=== Begin Enclosure ===

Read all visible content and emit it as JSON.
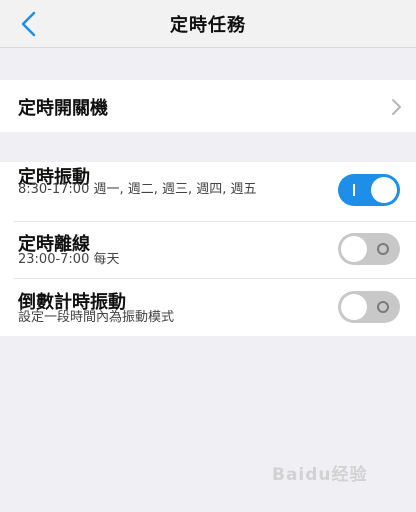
{
  "header": {
    "title": "定時任務",
    "back_icon": "chevron-left-icon"
  },
  "timer_power": {
    "label": "定時開關機",
    "chevron_icon": "chevron-right-icon"
  },
  "timed_vibration": {
    "label": "定時振動",
    "schedule": "8:30-17:00 週一, 週二, 週三, 週四, 週五",
    "enabled": true
  },
  "timed_offline": {
    "label": "定時離線",
    "schedule": "23:00-7:00 每天",
    "enabled": false
  },
  "countdown_vibration": {
    "label": "倒數計時振動",
    "description": "設定一段時間內為振動模式",
    "enabled": false
  },
  "colors": {
    "accent": "#1e8fe8",
    "toggle_off": "#c8c8c8",
    "background": "#efeff4"
  },
  "watermark": {
    "text": "Baidu经验"
  }
}
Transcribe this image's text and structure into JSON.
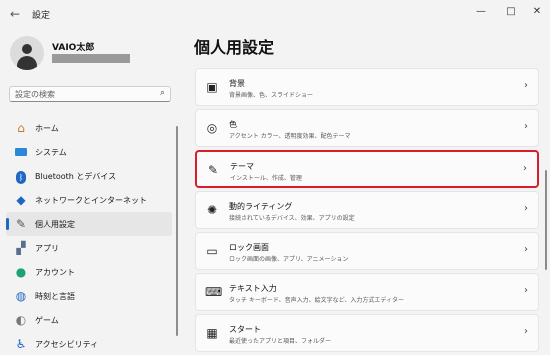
{
  "window": {
    "title": "設定",
    "back_icon": "back-arrow-icon",
    "min_icon": "—",
    "max_icon": "□",
    "close_icon": "✕"
  },
  "user": {
    "name": "VAIO太郎"
  },
  "search": {
    "placeholder": "設定の検索"
  },
  "nav": {
    "items": [
      {
        "label": "ホーム",
        "icon": "home-icon"
      },
      {
        "label": "システム",
        "icon": "monitor-icon"
      },
      {
        "label": "Bluetooth とデバイス",
        "icon": "bluetooth-icon"
      },
      {
        "label": "ネットワークとインターネット",
        "icon": "wifi-icon"
      },
      {
        "label": "個人用設定",
        "icon": "pen-icon",
        "active": true
      },
      {
        "label": "アプリ",
        "icon": "apps-icon"
      },
      {
        "label": "アカウント",
        "icon": "account-icon"
      },
      {
        "label": "時刻と言語",
        "icon": "globe-clock-icon"
      },
      {
        "label": "ゲーム",
        "icon": "gamepad-icon"
      },
      {
        "label": "アクセシビリティ",
        "icon": "accessibility-icon"
      }
    ]
  },
  "main": {
    "title": "個人用設定",
    "cards": [
      {
        "title": "背景",
        "desc": "背景画像、色、スライドショー",
        "icon": "image-icon"
      },
      {
        "title": "色",
        "desc": "アクセント カラー、透明度効果、配色テーマ",
        "icon": "palette-icon"
      },
      {
        "title": "テーマ",
        "desc": "インストール、作成、管理",
        "icon": "brush-icon",
        "highlighted": true
      },
      {
        "title": "動的ライティング",
        "desc": "接続されているデバイス、効果、アプリの設定",
        "icon": "dynamic-lighting-icon"
      },
      {
        "title": "ロック画面",
        "desc": "ロック画面の画像、アプリ、アニメーション",
        "icon": "lock-screen-icon"
      },
      {
        "title": "テキスト入力",
        "desc": "タッチ キーボード、音声入力、絵文字など、入力方式エディター",
        "icon": "keyboard-icon"
      },
      {
        "title": "スタート",
        "desc": "最近使ったアプリと項目、フォルダー",
        "icon": "start-icon"
      }
    ]
  },
  "colors": {
    "accent": "#1f67c3",
    "highlight_border": "#d81e2b"
  }
}
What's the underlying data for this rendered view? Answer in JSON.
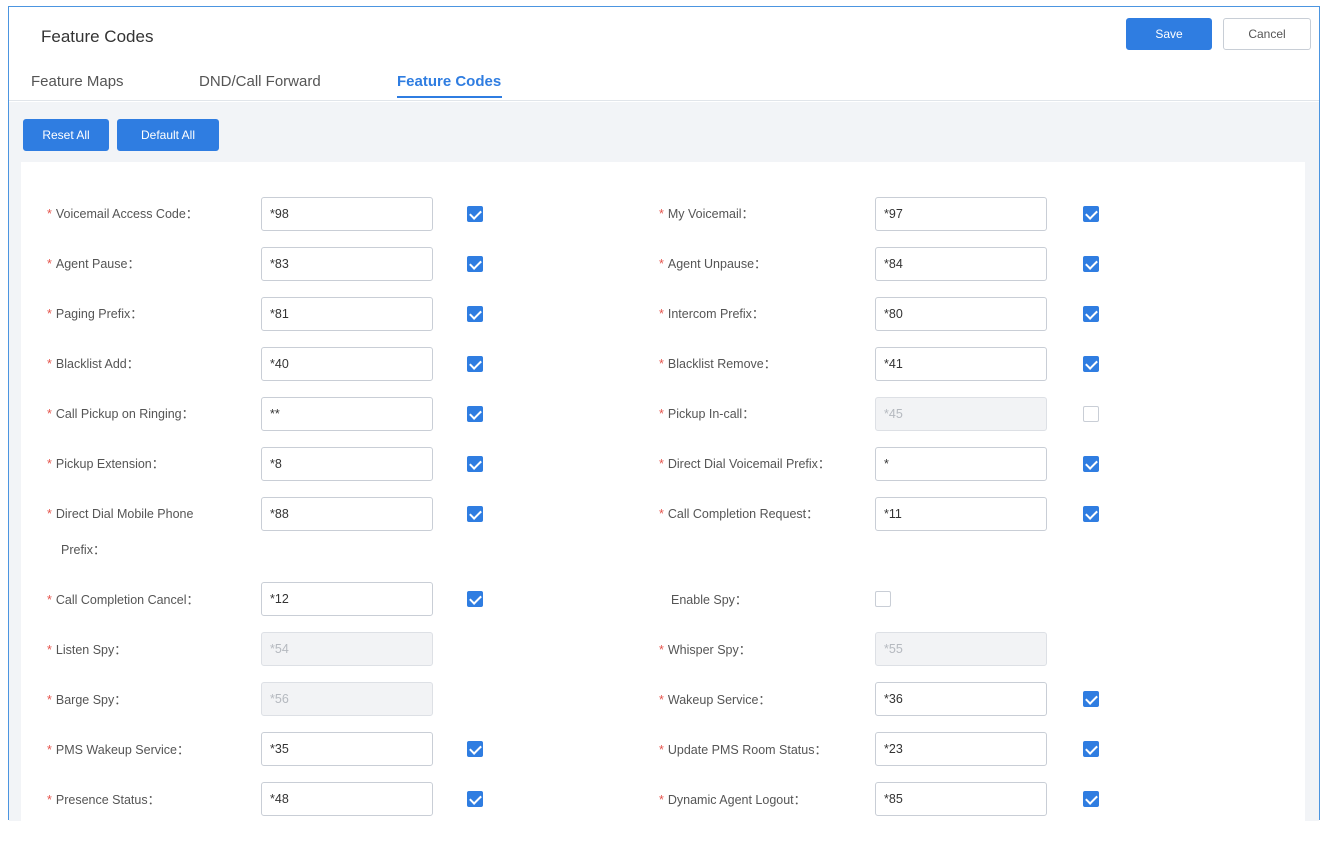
{
  "header": {
    "title": "Feature Codes",
    "save_label": "Save",
    "cancel_label": "Cancel"
  },
  "tabs": [
    {
      "label": "Feature Maps",
      "active": false
    },
    {
      "label": "DND/Call Forward",
      "active": false
    },
    {
      "label": "Feature Codes",
      "active": true
    }
  ],
  "toolbar": {
    "reset_all_label": "Reset All",
    "default_all_label": "Default All"
  },
  "fields": {
    "voicemail_access_code": {
      "label": "Voicemail Access Code：",
      "value": "*98",
      "required": true,
      "enabled": true
    },
    "my_voicemail": {
      "label": "My Voicemail：",
      "value": "*97",
      "required": true,
      "enabled": true
    },
    "agent_pause": {
      "label": "Agent Pause：",
      "value": "*83",
      "required": true,
      "enabled": true
    },
    "agent_unpause": {
      "label": "Agent Unpause：",
      "value": "*84",
      "required": true,
      "enabled": true
    },
    "paging_prefix": {
      "label": "Paging Prefix：",
      "value": "*81",
      "required": true,
      "enabled": true
    },
    "intercom_prefix": {
      "label": "Intercom Prefix：",
      "value": "*80",
      "required": true,
      "enabled": true
    },
    "blacklist_add": {
      "label": "Blacklist Add：",
      "value": "*40",
      "required": true,
      "enabled": true
    },
    "blacklist_remove": {
      "label": "Blacklist Remove：",
      "value": "*41",
      "required": true,
      "enabled": true
    },
    "call_pickup_on_ringing": {
      "label": "Call Pickup on Ringing：",
      "value": "**",
      "required": true,
      "enabled": true
    },
    "pickup_in_call": {
      "label": "Pickup In-call：",
      "value": "*45",
      "required": true,
      "enabled": false
    },
    "pickup_extension": {
      "label": "Pickup Extension：",
      "value": "*8",
      "required": true,
      "enabled": true
    },
    "direct_dial_voicemail_prefix": {
      "label": "Direct Dial Voicemail Prefix：",
      "value": "*",
      "required": true,
      "enabled": true
    },
    "direct_dial_mobile_phone_prefix": {
      "label_line1": "Direct Dial Mobile Phone",
      "label_line2": "Prefix：",
      "value": "*88",
      "required": true,
      "enabled": true
    },
    "call_completion_request": {
      "label": "Call Completion Request：",
      "value": "*11",
      "required": true,
      "enabled": true
    },
    "call_completion_cancel": {
      "label": "Call Completion Cancel：",
      "value": "*12",
      "required": true,
      "enabled": true
    },
    "enable_spy": {
      "label": "Enable Spy：",
      "enabled": false
    },
    "listen_spy": {
      "label": "Listen Spy：",
      "value": "*54",
      "required": true
    },
    "whisper_spy": {
      "label": "Whisper Spy：",
      "value": "*55",
      "required": true
    },
    "barge_spy": {
      "label": "Barge Spy：",
      "value": "*56",
      "required": true
    },
    "wakeup_service": {
      "label": "Wakeup Service：",
      "value": "*36",
      "required": true,
      "enabled": true
    },
    "pms_wakeup_service": {
      "label": "PMS Wakeup Service：",
      "value": "*35",
      "required": true,
      "enabled": true
    },
    "update_pms_room_status": {
      "label": "Update PMS Room Status：",
      "value": "*23",
      "required": true,
      "enabled": true
    },
    "presence_status": {
      "label": "Presence Status：",
      "value": "*48",
      "required": true,
      "enabled": true
    },
    "dynamic_agent_logout": {
      "label": "Dynamic Agent Logout：",
      "value": "*85",
      "required": true,
      "enabled": true
    }
  },
  "required_marker": "*",
  "colors": {
    "accent": "#2f7de1",
    "required": "#e5534b",
    "frame_border": "#4c95e0",
    "page_background": "#f2f4f7"
  }
}
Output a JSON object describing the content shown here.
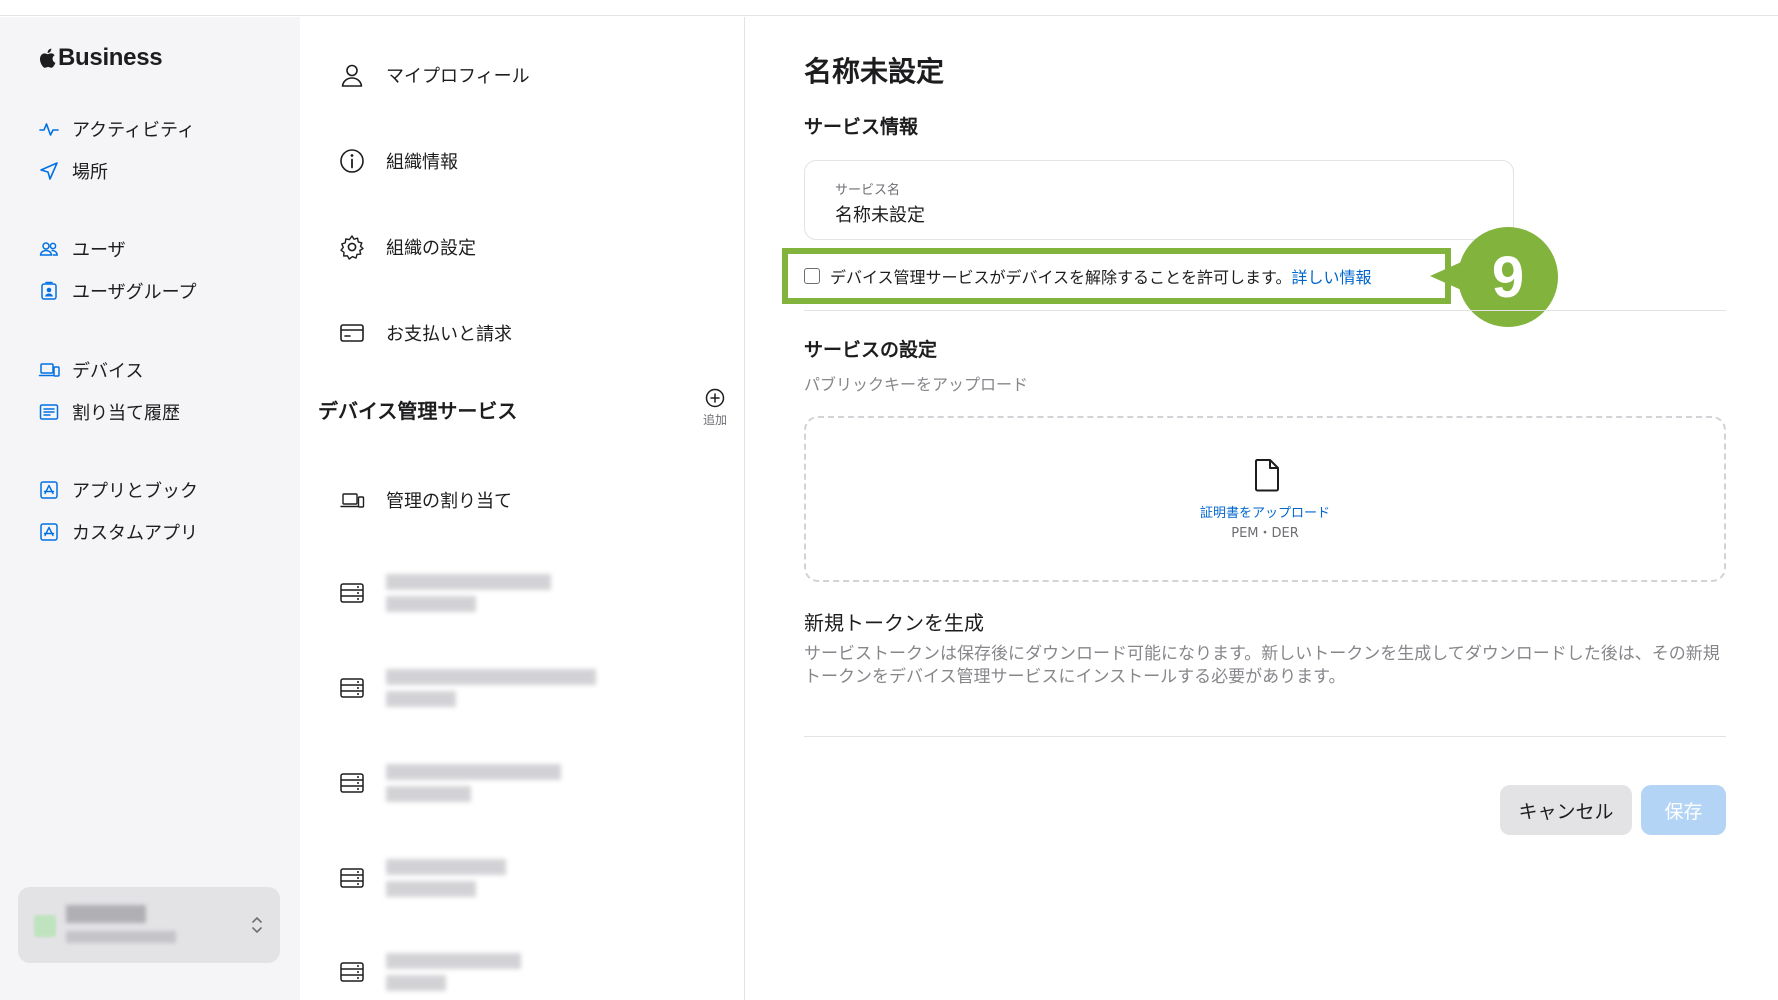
{
  "brand": {
    "name": "Business"
  },
  "sidebar": {
    "items": [
      {
        "label": "アクティビティ",
        "icon": "activity-icon"
      },
      {
        "label": "場所",
        "icon": "location-arrow-icon"
      },
      {
        "label": "ユーザ",
        "icon": "users-icon"
      },
      {
        "label": "ユーザグループ",
        "icon": "user-group-icon"
      },
      {
        "label": "デバイス",
        "icon": "devices-icon"
      },
      {
        "label": "割り当て履歴",
        "icon": "assignment-history-icon"
      },
      {
        "label": "アプリとブック",
        "icon": "app-store-icon"
      },
      {
        "label": "カスタムアプリ",
        "icon": "custom-app-icon"
      }
    ]
  },
  "settings_menu": {
    "items": [
      {
        "label": "マイプロフィール",
        "icon": "profile-icon"
      },
      {
        "label": "組織情報",
        "icon": "info-icon"
      },
      {
        "label": "組織の設定",
        "icon": "gear-icon"
      },
      {
        "label": "お支払いと請求",
        "icon": "credit-card-icon"
      }
    ],
    "section_title": "デバイス管理サービス",
    "add_label": "追加",
    "assign_label": "管理の割り当て"
  },
  "main": {
    "title": "名称未設定",
    "service_info_heading": "サービス情報",
    "service_name_label": "サービス名",
    "service_name_value": "名称未設定",
    "release_checkbox_label": "デバイス管理サービスがデバイスを解除することを許可します。",
    "learn_more": "詳しい情報",
    "callout_number": "9",
    "service_settings_heading": "サービスの設定",
    "upload_hint": "パブリックキーをアップロード",
    "upload_link": "証明書をアップロード",
    "upload_formats": "PEM・DER",
    "token_heading": "新規トークンを生成",
    "token_description": "サービストークンは保存後にダウンロード可能になります。新しいトークンを生成してダウンロードした後は、その新規トークンをデバイス管理サービスにインストールする必要があります。",
    "cancel_label": "キャンセル",
    "save_label": "保存"
  },
  "colors": {
    "accent": "#0066cc",
    "highlight": "#82b33c",
    "save_disabled": "#b3d4f5"
  }
}
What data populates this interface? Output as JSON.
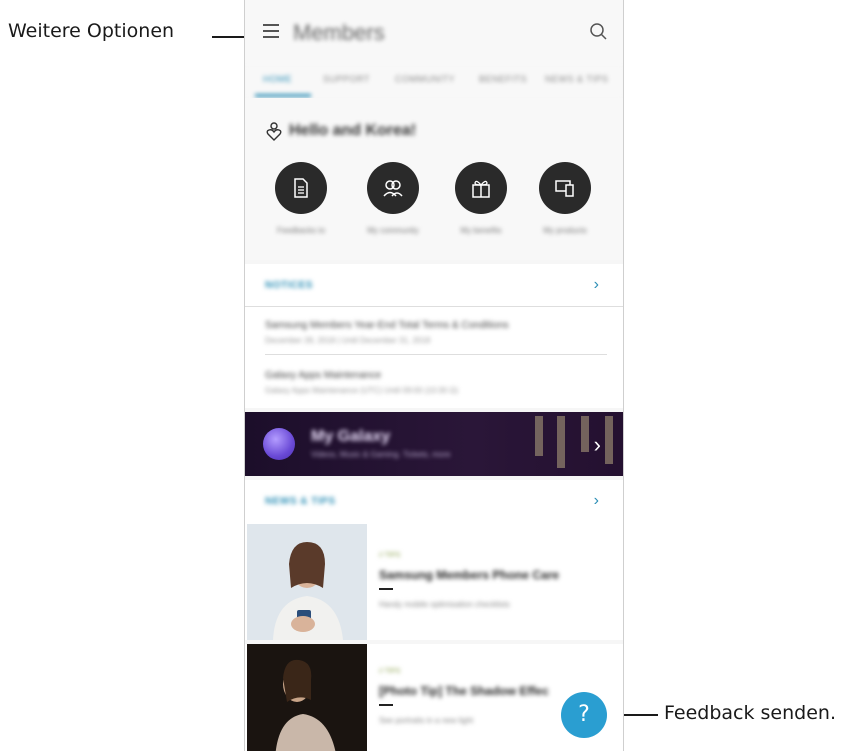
{
  "callouts": {
    "more_options": "Weitere Optionen",
    "send_feedback": "Feedback senden."
  },
  "app": {
    "title": "Members",
    "tabs": [
      "HOME",
      "SUPPORT",
      "COMMUNITY",
      "BENEFITS",
      "NEWS & TIPS"
    ],
    "active_tab": "HOME"
  },
  "welcome": {
    "greeting": "Hello and Korea!",
    "quick_actions": [
      "Feedbacks to",
      "My community",
      "My benefits",
      "My products"
    ]
  },
  "notices": {
    "title": "NOTICES",
    "items": [
      {
        "title": "Samsung Members Year-End Total Terms & Conditions",
        "subtitle": "December 28, 2018 | Until December 31, 2018"
      },
      {
        "title": "Galaxy Apps Maintenance",
        "subtitle": "Galaxy Apps Maintenance (UTC) Until 09:00 (10:30 Ω)"
      }
    ]
  },
  "banner": {
    "title": "My Galaxy",
    "subtitle": "Videos, Music & Gaming. Tickets, more"
  },
  "news": {
    "title": "NEWS & TIPS",
    "items": [
      {
        "category": "// TIPS",
        "title": "Samsung Members Phone Care",
        "subtitle": "Handy mobile optimisation checklists"
      },
      {
        "category": "// TIPS",
        "title": "[Photo Tip] The Shadow Effec",
        "subtitle": "See portraits in a new light"
      }
    ]
  },
  "fab": {
    "label": "?"
  },
  "colors": {
    "accent": "#2d8fb6",
    "fab": "#2a9ed1",
    "banner": "#2a1638"
  }
}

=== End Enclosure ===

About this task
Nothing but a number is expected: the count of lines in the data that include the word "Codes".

Answer space
2